Segment Start: Source data

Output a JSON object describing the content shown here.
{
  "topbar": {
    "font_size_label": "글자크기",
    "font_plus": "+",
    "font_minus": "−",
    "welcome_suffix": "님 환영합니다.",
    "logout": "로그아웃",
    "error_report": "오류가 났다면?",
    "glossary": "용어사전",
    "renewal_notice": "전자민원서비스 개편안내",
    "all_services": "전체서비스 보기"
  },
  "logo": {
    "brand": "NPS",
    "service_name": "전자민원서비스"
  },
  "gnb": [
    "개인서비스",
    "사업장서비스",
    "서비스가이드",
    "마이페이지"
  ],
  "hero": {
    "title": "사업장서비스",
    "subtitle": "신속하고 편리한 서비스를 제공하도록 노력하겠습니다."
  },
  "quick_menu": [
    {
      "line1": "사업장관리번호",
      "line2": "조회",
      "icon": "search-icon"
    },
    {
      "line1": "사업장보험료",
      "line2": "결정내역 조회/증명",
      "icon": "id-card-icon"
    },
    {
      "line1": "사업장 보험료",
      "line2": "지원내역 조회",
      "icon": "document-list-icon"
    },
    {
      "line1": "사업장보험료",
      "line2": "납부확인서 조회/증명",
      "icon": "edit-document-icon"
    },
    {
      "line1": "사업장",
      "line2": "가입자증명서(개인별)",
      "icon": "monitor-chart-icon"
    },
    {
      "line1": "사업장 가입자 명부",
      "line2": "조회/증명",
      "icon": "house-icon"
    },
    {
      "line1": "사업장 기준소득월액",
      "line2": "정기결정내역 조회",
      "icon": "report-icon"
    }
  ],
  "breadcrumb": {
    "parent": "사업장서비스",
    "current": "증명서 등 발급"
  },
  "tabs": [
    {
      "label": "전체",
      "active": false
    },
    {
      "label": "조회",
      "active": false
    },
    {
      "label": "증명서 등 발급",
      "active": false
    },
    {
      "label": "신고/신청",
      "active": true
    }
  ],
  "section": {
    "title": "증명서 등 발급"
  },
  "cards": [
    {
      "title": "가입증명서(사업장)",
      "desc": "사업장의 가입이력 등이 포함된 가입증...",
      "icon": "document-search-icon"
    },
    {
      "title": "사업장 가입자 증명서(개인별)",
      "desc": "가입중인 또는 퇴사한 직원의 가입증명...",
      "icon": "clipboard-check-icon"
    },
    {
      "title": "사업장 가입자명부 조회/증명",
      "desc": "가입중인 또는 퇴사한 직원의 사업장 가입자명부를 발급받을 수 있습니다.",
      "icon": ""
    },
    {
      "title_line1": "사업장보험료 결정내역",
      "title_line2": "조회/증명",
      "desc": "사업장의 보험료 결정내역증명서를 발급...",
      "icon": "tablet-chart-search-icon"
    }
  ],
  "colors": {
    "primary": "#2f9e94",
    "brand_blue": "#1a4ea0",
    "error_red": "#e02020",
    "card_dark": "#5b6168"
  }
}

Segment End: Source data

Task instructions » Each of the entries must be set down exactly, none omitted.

Solution to this task »
Output a JSON object describing the content shown here.
{
  "topbar": {
    "font_size_label": "글자크기",
    "font_plus": "+",
    "font_minus": "−",
    "welcome_suffix": "님 환영합니다.",
    "logout": "로그아웃",
    "error_report": "오류가 났다면?",
    "glossary": "용어사전",
    "renewal_notice": "전자민원서비스 개편안내",
    "all_services": "전체서비스 보기"
  },
  "logo": {
    "brand": "NPS",
    "service_name": "전자민원서비스"
  },
  "gnb": [
    "개인서비스",
    "사업장서비스",
    "서비스가이드",
    "마이페이지"
  ],
  "hero": {
    "title": "사업장서비스",
    "subtitle": "신속하고 편리한 서비스를 제공하도록 노력하겠습니다."
  },
  "quick_menu": [
    {
      "line1": "사업장관리번호",
      "line2": "조회",
      "icon": "search-icon"
    },
    {
      "line1": "사업장보험료",
      "line2": "결정내역 조회/증명",
      "icon": "id-card-icon"
    },
    {
      "line1": "사업장 보험료",
      "line2": "지원내역 조회",
      "icon": "document-list-icon"
    },
    {
      "line1": "사업장보험료",
      "line2": "납부확인서 조회/증명",
      "icon": "edit-document-icon"
    },
    {
      "line1": "사업장",
      "line2": "가입자증명서(개인별)",
      "icon": "monitor-chart-icon"
    },
    {
      "line1": "사업장 가입자 명부",
      "line2": "조회/증명",
      "icon": "house-icon"
    },
    {
      "line1": "사업장 기준소득월액",
      "line2": "정기결정내역 조회",
      "icon": "report-icon"
    }
  ],
  "breadcrumb": {
    "parent": "사업장서비스",
    "current": "증명서 등 발급"
  },
  "tabs": [
    {
      "label": "전체",
      "active": false
    },
    {
      "label": "조회",
      "active": false
    },
    {
      "label": "증명서 등 발급",
      "active": false
    },
    {
      "label": "신고/신청",
      "active": true
    }
  ],
  "section": {
    "title": "증명서 등 발급"
  },
  "cards": [
    {
      "title": "가입증명서(사업장)",
      "desc": "사업장의 가입이력 등이 포함된 가입증...",
      "icon": "document-search-icon"
    },
    {
      "title": "사업장 가입자 증명서(개인별)",
      "desc": "가입중인 또는 퇴사한 직원의 가입증명...",
      "icon": "clipboard-check-icon"
    },
    {
      "title": "사업장 가입자명부 조회/증명",
      "desc": "가입중인 또는 퇴사한 직원의 사업장 가입자명부를 발급받을 수 있습니다.",
      "icon": ""
    },
    {
      "title_line1": "사업장보험료 결정내역",
      "title_line2": "조회/증명",
      "desc": "사업장의 보험료 결정내역증명서를 발급...",
      "icon": "tablet-chart-search-icon"
    }
  ],
  "colors": {
    "primary": "#2f9e94",
    "brand_blue": "#1a4ea0",
    "error_red": "#e02020",
    "card_dark": "#5b6168"
  }
}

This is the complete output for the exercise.